We met so many wonderful neighbors with our dogs, and of course, we always remembered the dogs’ names, not so much the people’s, or at least, not at first. But you’d be amazed how easy it is to make new friends when you have a dog, much less three of them. Last Sunday alone, I met four new people, two of whom had lived in San Diego before! Here in Georgia, 2500 miles away from San Diego, that is a crazy coincidence I did not expect.
It reminded me of the days when it was just Toby and me. People would come up to me all the time and ask to pet Toby.
Everyone wanted to do that with Reggie, too. It was especially funny at Sipz. Reggie was on the patio, waiting for me, and I could see a young girl, a student, eyeing him and trying to get his attention. I was watching from inside and I smiled, thinking about myself, and how much I love to pet dogs, any dog, I meet.

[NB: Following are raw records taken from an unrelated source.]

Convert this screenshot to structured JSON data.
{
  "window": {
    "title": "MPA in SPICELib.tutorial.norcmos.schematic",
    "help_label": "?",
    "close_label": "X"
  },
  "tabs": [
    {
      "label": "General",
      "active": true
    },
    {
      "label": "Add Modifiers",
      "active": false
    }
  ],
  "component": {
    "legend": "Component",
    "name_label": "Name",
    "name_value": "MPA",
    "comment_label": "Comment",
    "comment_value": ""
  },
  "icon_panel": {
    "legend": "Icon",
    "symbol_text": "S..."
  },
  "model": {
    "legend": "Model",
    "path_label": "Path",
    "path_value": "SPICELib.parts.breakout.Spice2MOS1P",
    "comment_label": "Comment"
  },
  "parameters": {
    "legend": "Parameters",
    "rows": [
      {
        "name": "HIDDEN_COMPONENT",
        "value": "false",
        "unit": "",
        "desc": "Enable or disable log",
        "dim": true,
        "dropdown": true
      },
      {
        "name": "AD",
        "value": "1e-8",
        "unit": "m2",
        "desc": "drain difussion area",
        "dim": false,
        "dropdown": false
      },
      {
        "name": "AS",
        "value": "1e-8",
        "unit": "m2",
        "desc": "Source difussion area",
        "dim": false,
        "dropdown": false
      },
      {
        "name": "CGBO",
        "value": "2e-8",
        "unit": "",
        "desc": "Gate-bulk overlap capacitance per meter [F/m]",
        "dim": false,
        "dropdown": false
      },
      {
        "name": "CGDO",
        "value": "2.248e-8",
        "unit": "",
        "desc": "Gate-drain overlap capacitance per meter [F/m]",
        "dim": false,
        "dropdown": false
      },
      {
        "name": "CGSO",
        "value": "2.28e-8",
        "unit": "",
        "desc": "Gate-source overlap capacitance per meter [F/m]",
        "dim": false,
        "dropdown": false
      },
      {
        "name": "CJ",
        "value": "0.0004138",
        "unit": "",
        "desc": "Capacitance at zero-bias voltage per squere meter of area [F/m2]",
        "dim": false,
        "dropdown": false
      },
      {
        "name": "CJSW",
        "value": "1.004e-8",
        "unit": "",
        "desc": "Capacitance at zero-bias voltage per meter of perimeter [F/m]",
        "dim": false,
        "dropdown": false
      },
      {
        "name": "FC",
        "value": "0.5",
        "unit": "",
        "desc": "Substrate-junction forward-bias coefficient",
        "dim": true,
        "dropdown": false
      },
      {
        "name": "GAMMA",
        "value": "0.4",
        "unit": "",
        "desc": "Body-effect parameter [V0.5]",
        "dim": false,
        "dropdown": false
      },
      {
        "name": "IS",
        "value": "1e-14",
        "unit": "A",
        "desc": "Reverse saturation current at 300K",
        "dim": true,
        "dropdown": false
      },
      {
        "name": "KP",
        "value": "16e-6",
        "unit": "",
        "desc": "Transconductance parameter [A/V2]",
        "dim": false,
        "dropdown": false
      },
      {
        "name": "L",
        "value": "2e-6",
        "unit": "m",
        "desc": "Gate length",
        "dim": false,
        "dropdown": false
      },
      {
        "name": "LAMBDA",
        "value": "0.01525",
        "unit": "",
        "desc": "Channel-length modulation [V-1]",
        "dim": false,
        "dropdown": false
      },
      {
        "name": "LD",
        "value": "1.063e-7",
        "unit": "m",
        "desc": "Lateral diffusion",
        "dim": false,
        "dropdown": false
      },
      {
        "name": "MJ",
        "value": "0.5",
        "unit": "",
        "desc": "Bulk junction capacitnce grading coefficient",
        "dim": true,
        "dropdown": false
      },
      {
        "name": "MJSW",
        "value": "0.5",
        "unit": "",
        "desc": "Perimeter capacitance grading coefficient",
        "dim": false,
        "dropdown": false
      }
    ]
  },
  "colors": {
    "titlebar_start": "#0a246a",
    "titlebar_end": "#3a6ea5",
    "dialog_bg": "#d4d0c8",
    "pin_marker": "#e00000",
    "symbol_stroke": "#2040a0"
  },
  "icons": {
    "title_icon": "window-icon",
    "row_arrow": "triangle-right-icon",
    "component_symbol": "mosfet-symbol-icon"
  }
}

I opened the door between the store and the patio and told her, “It’s okay you can pet him, he loves people.”
He really does.
Yesterday, when Scott from Best Homes Gutter Cleaning drove up the driveway, Reggie got so excited, he ran out to the truck so fast: thank goodness I caught him!
It was the same when James, our pest control technician from American Pest Control, drove up on Tuesday morning. Except this time, I did not let Reggie out. When James parked the truck, I sighed, opened the door, closed it, walked up to his open car door, and told him, “She’s gone.”
He knew exactly what I meant. James had been one of the last people to see Lizzie alive the previous Thursday, October 11th, two days before she passed away.
It was raining that day, and James could not administer the mosquito treatment, so he came back 5 days later, only to find that Lizzie was no longer there to greet him with her wagging curly tail.
I was glad James came back, and even more glad that I could tell him in person. He’d been coming to treat our house for so long, and I knew he loved animals. His eyes were sorrowful, but kind, when he said, “I’m sorry. I’m glad I got to see her before she passed. I’m glad I got to see her for three years.”
I know I’m not done making calls, but the essential ones have been made: to Dr. Pentlarge, Lizzie’s ophthalmologist, for one. Three days later, I received a beautiful card from them in the mail. Hope Animal Clinic sent one, also, that I received in the mail yesterday – and each one of the people who signed it had written their own individual note to me. I will treasure that card forever.
This time, I opened the envelopes and read both cards right away.
This time, I am not afraid to face the pain, and the grief, of losing my pet.
It is not any easier. But I am stronger.
And I’ve still got Reggie. He needs me. We need each other. And with all I’ve learned in the last 17 years, I know I will do right by him.
And just like with Toby, back in the days when it was just Toby and me, Reggie is going to get my undivided attention…and my unconditional love.
Because when it really comes down to it, nothing else in life matters more…than the people and pets you love.